I answer: It has not and cannot have them; it is the poetry of the builders of an age of prose and reason. When you have read and learned many things, you should always return to the one principle. He knew also that he lacked many of the qualities possessed by Tennyson and Browning that made them so widely popular; he did not have Brownings intellectual vigor or Tennysons musical skill.

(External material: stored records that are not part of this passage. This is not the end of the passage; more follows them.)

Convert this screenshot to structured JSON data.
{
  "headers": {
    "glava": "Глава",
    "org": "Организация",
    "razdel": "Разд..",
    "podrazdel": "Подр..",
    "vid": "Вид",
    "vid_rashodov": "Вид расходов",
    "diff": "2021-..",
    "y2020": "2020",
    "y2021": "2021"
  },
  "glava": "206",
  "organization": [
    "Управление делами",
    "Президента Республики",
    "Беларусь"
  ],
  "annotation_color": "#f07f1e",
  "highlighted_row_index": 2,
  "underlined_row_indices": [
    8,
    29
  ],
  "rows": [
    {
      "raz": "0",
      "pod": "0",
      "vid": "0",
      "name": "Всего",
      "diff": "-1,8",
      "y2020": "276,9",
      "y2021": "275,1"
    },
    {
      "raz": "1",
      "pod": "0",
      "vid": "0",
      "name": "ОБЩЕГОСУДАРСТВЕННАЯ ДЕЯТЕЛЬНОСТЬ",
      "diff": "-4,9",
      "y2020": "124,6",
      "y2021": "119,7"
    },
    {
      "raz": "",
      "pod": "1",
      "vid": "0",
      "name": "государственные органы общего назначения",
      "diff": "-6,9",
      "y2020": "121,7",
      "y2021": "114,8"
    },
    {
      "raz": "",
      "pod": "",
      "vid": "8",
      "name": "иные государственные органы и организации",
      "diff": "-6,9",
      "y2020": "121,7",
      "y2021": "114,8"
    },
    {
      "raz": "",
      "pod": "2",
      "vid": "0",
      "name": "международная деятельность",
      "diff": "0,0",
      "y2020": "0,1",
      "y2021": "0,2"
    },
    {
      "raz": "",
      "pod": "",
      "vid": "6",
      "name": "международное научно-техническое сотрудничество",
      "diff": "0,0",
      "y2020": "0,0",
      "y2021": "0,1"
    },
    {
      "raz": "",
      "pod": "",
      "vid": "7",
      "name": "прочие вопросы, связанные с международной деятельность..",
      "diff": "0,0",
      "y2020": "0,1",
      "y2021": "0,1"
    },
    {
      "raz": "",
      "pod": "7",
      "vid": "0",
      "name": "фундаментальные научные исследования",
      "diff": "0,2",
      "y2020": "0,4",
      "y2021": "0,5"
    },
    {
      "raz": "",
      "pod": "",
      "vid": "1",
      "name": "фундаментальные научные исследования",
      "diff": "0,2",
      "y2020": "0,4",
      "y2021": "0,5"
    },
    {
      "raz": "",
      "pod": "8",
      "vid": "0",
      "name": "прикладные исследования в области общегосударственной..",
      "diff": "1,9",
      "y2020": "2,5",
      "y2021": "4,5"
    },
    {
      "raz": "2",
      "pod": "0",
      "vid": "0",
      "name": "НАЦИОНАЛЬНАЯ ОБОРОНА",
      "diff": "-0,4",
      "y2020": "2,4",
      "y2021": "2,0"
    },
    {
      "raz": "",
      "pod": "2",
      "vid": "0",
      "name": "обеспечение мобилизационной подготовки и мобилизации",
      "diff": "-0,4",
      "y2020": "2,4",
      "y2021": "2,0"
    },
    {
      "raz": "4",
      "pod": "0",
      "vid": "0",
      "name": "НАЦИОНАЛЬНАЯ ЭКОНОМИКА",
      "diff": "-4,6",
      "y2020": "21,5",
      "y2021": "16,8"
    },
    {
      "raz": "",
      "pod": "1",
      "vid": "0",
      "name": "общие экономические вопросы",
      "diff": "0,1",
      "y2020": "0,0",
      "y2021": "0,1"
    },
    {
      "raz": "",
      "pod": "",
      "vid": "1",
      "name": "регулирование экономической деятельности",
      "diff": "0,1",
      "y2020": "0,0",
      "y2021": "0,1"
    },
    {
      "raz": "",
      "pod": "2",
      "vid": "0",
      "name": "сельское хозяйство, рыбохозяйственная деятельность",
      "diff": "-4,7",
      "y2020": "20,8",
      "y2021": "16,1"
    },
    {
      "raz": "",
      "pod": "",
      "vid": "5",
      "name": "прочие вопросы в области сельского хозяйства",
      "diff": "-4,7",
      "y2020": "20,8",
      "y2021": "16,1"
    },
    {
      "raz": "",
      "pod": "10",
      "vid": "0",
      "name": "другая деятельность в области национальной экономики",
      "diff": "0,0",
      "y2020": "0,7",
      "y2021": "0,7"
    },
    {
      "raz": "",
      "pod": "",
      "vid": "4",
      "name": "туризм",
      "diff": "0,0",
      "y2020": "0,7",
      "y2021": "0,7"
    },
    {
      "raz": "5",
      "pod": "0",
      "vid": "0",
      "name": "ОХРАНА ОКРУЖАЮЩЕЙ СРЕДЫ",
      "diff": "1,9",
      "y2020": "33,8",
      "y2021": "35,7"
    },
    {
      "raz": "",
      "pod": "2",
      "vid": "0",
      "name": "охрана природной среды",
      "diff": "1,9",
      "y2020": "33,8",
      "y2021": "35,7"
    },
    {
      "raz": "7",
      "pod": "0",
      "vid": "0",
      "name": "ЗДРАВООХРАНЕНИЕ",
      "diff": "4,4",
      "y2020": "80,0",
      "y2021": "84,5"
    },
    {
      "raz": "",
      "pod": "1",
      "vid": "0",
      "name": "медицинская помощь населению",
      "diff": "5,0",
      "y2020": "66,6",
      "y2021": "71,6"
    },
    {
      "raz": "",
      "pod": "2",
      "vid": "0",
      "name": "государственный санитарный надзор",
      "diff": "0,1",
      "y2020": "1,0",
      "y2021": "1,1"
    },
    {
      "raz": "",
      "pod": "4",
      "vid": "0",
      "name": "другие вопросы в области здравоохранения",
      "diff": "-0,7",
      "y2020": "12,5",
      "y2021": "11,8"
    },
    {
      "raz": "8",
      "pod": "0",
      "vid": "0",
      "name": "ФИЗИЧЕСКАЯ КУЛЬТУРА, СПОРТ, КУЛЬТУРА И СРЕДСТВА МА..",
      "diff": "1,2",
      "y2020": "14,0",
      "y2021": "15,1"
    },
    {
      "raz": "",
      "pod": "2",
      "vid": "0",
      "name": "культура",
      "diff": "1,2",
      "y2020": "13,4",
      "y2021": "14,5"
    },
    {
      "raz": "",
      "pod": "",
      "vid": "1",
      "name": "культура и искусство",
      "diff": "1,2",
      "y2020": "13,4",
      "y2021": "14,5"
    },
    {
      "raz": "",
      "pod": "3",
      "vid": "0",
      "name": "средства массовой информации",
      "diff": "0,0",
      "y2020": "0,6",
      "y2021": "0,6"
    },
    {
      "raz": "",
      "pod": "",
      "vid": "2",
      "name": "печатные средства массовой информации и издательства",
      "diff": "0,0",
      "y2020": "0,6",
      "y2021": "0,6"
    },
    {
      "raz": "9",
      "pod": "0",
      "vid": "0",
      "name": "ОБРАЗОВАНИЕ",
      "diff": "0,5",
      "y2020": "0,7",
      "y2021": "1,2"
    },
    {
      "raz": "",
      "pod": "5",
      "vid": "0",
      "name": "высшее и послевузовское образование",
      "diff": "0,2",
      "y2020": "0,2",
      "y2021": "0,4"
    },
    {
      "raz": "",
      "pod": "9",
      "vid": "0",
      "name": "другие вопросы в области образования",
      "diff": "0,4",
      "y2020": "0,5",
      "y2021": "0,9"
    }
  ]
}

He was the son of Thomas Arnold, the famed headmaster of Rugby School, and brother to both Tom Arnold, literary professor, and William Delafield Arnold, novelist and colonial administrator. Sometimes Burnss poetic genius is unmatched by anyone. Of the two divisions of that poetry, its productions in the langue doil and its productions in the langue doc, the poetry of the langue doc, of southern France, of the troubadours, is of importance because of its effect on Italian literature;the first literature. And to achieve this the poet must aim at high and excellent seriousness in all that he writes. In his essay on Shelley particularly, he displayed a lamentable lack of disinterestedness. His classicism: He did not like the spasmodic expression of Romanticism. I have been at Duncan Gray to dress it in English, but all I can do is desperately stupid. He ought to enjoy the true classic all the better for his investigations; he often is distracted from the enjoyment of the best, and with the less good he overbusies himself, and is prone to over-rate it in proportion to the trouble which it has. It was dependent upon his talent. In 1858 he wrote to his sister, complaining that the lack of public appreciation of his work deprived him of the stimulus needed for creative effort. Only by means of the historic estimate can we persuade ourselves not to think that any of it is of poetical importance. Once more I return to the early poetry of France, with which our own poetry, in its origins, is indissolubly connected.
Study of poetry essay by arnold